» Task requirements
Sort through the data and copy the lines holding the word "What".

[Data about app and page elements]
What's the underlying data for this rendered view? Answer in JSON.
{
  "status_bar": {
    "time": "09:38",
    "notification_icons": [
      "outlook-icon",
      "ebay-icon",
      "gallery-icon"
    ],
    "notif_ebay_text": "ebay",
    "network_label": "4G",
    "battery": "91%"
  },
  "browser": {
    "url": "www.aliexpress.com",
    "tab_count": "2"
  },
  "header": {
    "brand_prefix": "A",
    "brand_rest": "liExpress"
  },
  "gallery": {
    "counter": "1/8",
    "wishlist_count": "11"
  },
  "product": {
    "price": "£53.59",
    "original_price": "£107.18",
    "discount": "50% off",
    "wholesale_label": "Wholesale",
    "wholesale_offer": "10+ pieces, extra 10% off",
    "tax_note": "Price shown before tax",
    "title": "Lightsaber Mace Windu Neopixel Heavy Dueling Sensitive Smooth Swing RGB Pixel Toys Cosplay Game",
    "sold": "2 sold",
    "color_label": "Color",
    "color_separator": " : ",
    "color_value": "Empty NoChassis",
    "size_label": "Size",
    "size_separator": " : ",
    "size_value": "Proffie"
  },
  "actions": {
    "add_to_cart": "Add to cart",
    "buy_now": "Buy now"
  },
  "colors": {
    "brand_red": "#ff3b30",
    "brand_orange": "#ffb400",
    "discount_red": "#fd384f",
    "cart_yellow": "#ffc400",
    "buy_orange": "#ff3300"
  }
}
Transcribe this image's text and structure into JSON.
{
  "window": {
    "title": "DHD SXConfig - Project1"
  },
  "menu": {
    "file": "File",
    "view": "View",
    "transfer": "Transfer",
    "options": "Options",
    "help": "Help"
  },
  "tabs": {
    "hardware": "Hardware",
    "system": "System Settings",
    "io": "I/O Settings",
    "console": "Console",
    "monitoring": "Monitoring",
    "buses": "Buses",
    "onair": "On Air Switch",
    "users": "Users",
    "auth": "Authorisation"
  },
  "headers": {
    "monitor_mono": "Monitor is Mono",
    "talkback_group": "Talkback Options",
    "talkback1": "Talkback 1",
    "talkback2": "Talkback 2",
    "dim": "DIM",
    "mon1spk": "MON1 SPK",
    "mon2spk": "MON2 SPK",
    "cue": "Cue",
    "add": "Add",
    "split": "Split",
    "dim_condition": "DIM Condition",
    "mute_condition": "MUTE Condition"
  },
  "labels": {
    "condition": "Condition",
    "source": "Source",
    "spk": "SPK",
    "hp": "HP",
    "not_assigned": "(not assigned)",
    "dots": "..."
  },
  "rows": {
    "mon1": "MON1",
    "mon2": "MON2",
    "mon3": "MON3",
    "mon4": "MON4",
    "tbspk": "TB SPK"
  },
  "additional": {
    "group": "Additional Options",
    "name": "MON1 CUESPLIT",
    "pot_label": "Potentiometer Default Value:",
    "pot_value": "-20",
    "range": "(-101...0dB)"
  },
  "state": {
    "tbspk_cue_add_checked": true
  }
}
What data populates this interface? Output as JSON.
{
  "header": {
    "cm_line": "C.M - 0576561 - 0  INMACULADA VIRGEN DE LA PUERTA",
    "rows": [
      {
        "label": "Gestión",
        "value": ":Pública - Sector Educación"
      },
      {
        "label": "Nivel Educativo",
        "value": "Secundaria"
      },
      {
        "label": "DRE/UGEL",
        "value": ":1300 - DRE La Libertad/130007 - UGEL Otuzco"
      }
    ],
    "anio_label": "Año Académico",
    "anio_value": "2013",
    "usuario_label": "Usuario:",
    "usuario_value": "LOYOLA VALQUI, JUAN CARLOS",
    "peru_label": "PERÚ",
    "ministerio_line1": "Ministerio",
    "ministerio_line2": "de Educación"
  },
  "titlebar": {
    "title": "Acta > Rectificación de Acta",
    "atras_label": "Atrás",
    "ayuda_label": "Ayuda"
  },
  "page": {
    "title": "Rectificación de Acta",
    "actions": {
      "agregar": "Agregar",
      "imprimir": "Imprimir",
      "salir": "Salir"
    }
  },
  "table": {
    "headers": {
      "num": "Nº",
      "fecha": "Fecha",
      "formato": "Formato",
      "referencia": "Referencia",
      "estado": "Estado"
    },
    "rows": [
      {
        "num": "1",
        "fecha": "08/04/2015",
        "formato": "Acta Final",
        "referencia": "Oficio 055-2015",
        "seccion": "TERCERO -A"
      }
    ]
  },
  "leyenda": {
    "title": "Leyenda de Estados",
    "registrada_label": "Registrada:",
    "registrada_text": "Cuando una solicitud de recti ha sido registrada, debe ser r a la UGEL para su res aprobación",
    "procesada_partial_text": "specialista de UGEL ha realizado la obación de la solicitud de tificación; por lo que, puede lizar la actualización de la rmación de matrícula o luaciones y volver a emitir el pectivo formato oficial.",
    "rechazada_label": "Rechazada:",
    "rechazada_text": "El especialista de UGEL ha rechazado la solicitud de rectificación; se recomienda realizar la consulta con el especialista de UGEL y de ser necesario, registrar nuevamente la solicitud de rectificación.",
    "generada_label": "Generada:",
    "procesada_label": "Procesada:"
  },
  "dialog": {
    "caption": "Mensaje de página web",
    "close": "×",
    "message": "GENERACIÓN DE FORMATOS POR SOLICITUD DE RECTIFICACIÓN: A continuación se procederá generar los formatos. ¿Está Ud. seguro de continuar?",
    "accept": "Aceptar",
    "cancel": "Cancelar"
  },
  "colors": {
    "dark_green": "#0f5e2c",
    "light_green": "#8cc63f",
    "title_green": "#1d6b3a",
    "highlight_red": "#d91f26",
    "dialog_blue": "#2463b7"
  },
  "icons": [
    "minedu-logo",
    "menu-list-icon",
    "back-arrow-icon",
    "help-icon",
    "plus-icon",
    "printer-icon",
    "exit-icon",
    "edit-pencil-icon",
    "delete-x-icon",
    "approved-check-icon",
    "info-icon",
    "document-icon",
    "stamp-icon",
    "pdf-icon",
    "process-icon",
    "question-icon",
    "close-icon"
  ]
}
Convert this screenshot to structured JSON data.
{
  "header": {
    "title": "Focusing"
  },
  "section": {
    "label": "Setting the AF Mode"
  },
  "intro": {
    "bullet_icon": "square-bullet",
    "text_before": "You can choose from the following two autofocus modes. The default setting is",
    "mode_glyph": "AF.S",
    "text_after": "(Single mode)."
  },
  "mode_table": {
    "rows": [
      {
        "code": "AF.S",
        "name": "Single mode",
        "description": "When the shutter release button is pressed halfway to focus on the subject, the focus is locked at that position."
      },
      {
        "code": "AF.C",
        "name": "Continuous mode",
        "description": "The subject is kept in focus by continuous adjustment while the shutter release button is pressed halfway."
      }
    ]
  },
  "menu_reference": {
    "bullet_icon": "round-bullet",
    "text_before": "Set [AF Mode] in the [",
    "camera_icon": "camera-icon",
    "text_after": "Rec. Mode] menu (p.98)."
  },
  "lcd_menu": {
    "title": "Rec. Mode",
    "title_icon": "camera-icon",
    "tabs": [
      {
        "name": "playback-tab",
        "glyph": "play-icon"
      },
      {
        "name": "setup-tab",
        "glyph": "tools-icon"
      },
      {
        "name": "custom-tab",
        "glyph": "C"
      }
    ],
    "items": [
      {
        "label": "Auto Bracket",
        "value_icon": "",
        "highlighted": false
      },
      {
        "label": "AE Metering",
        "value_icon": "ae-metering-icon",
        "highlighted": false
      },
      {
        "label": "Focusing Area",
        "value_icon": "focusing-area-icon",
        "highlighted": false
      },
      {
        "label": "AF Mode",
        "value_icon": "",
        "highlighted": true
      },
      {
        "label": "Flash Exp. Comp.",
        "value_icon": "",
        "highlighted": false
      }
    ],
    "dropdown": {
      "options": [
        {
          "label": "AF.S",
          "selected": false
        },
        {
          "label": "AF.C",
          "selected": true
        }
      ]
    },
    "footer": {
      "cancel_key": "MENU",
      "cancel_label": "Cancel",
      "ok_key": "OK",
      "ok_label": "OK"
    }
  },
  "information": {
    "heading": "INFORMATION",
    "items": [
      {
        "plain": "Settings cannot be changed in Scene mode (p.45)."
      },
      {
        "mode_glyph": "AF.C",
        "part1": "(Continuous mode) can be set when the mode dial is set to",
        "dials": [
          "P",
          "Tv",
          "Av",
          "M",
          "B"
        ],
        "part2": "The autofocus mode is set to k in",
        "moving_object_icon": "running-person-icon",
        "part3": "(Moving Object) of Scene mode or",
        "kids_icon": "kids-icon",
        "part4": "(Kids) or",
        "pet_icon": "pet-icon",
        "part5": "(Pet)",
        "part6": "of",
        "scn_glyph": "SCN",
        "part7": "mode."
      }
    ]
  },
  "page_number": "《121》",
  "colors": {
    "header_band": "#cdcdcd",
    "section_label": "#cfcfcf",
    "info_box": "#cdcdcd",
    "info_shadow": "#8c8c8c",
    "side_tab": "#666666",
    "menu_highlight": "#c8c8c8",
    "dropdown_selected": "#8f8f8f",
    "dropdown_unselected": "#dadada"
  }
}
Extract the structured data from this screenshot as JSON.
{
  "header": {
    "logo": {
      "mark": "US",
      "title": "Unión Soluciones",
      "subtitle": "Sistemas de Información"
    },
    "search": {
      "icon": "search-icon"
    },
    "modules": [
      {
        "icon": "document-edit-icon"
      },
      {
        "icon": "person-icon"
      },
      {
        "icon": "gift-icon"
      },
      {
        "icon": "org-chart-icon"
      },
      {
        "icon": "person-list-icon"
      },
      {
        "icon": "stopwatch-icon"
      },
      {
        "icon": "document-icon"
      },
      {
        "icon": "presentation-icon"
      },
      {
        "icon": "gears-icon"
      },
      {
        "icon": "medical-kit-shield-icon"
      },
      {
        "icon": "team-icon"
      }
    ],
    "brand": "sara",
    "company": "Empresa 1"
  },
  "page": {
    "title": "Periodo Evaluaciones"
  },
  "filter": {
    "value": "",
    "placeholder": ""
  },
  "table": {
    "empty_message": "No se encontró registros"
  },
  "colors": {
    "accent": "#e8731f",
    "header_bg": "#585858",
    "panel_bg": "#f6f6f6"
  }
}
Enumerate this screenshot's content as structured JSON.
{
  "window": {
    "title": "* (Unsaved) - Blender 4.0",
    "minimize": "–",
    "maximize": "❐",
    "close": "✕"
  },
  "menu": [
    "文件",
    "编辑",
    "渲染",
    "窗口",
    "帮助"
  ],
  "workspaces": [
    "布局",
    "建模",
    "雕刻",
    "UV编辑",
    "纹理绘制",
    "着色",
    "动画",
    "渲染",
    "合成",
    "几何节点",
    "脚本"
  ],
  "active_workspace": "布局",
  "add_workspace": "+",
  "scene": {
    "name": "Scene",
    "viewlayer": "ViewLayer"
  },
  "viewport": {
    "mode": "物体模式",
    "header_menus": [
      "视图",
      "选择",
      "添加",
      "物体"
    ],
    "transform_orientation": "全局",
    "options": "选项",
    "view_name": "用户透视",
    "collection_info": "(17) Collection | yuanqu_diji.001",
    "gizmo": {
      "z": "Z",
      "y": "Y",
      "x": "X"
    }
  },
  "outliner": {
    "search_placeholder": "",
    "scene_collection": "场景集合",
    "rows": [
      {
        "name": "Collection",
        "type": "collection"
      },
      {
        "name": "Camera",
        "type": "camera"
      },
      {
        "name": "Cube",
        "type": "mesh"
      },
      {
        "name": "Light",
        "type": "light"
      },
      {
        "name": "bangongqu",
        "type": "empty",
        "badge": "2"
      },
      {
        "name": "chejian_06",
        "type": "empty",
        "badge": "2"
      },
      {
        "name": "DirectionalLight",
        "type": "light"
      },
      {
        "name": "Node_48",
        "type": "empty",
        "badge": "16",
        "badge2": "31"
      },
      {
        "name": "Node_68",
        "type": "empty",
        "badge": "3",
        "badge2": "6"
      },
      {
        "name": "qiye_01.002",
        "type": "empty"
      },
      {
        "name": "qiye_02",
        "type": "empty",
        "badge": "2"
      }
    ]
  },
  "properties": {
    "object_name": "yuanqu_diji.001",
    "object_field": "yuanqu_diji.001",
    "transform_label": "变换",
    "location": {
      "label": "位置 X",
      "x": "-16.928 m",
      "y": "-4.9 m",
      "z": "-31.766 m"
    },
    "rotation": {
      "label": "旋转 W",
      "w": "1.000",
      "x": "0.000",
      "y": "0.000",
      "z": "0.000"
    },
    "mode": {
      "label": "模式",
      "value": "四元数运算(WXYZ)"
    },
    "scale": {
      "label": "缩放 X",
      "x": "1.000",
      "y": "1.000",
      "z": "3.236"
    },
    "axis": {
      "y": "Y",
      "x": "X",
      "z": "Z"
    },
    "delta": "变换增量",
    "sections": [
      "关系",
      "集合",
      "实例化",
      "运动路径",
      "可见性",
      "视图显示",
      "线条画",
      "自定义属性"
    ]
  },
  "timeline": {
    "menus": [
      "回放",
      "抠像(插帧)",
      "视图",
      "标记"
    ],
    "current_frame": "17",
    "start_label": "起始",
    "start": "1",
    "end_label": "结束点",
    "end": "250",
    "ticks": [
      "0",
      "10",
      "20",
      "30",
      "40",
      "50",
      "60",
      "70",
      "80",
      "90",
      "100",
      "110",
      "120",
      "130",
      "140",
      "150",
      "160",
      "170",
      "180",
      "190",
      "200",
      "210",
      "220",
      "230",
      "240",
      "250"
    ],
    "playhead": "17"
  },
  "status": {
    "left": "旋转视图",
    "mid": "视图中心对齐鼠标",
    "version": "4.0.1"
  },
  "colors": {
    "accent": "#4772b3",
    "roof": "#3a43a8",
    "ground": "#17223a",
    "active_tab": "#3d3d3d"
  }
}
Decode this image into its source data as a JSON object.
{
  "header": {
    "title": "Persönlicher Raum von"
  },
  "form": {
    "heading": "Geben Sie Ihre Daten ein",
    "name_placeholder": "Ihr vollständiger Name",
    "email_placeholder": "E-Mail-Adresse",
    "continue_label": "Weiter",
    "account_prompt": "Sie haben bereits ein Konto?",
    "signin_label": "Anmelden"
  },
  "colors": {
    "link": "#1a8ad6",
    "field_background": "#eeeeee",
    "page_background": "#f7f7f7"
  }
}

» Solution for this exercise
What's the underlying data for this rendered view? Answer in JSON.
What data populates this interface? Output as JSON.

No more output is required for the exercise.